Last night I saw The Way. This movie, starring Martin Sheen, is one of the most beautiful and moving films I have seen in a long time. I highly recommend it. If you can catch it in a theater, so much the better because of it’s visual beauty.
In The Way, Martin Sheen plays an ophtalmologist named Tom, who discovers that his adult son, one with whom he has had a difficult relationship, is dead. The son, Daniel, died in the Pyrenees while walking El Camino de Santiago (The Way of St. James). This famous pilgrimage, walked by over 200,000 people in 2010, is about 500 miles long, from the start in France to its conclusion in Spain. Tom travels to France to collect the body of his son, and ends up walking the Camino as a way of working out his grief and his confused relationship with Daniel. In fact, Tom is working out his relationship with himself and with God.
The Way was written and directed by Emilio Estevez, Martin Sheen’s son in real life. Estevez appears in the movie at times, which gives it a particular poignancy. But Estevez did not fall into the trap of cliché and overcooked emotion. I never felt jerked around by this film. On the contrary, I was deeply moved and often surprised.
Without giving away too much, let me say that one of the great surprises of The Way has to do with friendship, unlikely friendship. Tom intends to do his pilgrimage, indeed, his penance, alone. But he ends up sharing life with people he would prefer to dislike and ignore. The Way makes a powerful point about sharing the “journey” of life together.
I’m glad to report that the journey metaphor, so present throughout The Way, is also not overdone. Though it’s clear from this film that life is a walk, a journey, a pilgrimage, Estevez doesn’t feel the need to hit us over the head with this truth. In fact, in one very funny scene, we are warned not to over interpret the images of life.
This is a deeply religious film, but not a preachy film. In fact, I can imagine some Christians being disappointed that God’s grace wasn’t more obviously portrayed. I found myself moved by the sense of God’s profound but often obscure and unexpected presence.

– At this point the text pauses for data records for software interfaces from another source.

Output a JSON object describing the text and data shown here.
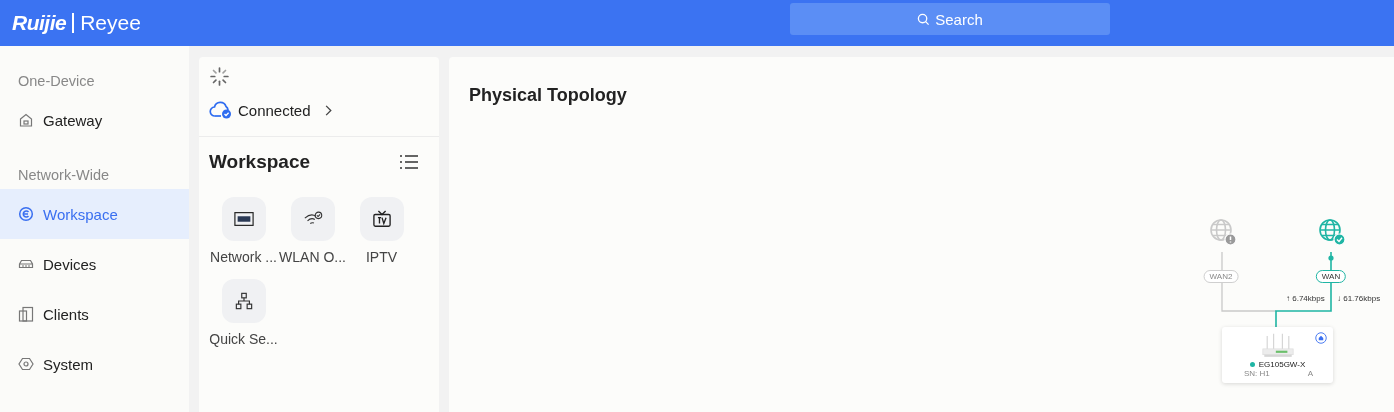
{
  "header": {
    "logo": {
      "brand": "Ruijie",
      "product": "Reyee"
    },
    "search": {
      "label": "Search"
    }
  },
  "sidebar": {
    "sections": [
      {
        "title": "One-Device",
        "items": [
          {
            "label": "Gateway",
            "selected": false
          }
        ]
      },
      {
        "title": "Network-Wide",
        "items": [
          {
            "label": "Workspace",
            "selected": true
          },
          {
            "label": "Devices",
            "selected": false
          },
          {
            "label": "Clients",
            "selected": false
          },
          {
            "label": "System",
            "selected": false
          }
        ]
      }
    ]
  },
  "status_card": {
    "status": "Connected",
    "connected": true
  },
  "workspace": {
    "title": "Workspace",
    "tiles": [
      {
        "label": "Network ..."
      },
      {
        "label": "WLAN O..."
      },
      {
        "label": "IPTV"
      },
      {
        "label": "Quick Se..."
      }
    ]
  },
  "topology": {
    "title": "Physical Topology",
    "wans": [
      {
        "label": "WAN2",
        "connected": false
      },
      {
        "label": "WAN",
        "connected": true
      }
    ],
    "upload": "↑ 6.74kbps",
    "download": "↓ 61.76kbps",
    "device": {
      "model": "EG105GW-X",
      "online": true,
      "sn_start": "SN: H1",
      "sn_end": "A"
    }
  }
}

Many thanks to Emilio Estevez, Martin Sheen, an their team for the marvelous gift of The Way. It’s a gift you should be sure to open.